┌──

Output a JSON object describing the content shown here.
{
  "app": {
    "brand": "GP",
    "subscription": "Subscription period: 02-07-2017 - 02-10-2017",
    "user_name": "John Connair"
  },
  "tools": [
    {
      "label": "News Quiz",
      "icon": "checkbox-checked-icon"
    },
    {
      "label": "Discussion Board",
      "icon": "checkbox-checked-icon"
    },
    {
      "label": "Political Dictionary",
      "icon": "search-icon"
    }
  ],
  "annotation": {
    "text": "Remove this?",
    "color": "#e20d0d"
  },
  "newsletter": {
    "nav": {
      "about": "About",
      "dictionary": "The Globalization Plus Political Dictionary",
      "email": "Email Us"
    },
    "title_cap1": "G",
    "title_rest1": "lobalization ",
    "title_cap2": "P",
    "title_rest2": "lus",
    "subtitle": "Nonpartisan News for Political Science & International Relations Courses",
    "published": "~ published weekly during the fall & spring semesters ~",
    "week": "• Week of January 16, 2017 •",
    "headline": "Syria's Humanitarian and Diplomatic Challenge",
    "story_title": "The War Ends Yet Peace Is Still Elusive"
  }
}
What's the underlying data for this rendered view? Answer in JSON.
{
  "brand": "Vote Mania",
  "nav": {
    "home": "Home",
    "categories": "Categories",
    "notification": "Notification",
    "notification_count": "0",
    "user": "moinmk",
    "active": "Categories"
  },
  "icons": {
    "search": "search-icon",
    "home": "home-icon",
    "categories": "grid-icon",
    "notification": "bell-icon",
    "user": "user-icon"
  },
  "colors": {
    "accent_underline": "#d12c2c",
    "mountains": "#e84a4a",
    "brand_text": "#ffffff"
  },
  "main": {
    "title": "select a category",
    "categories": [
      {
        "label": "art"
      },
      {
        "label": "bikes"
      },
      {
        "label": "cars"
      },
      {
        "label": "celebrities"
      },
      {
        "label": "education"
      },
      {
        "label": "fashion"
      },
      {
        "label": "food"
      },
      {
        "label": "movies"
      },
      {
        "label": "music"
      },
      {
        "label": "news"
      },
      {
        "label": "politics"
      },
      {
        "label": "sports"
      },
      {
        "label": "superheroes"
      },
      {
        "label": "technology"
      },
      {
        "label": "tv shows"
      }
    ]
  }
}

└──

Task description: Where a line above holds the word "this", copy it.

Exercise response:
    "text": "Remove this?",
What's the underlying data for this rendered view? Answer in JSON.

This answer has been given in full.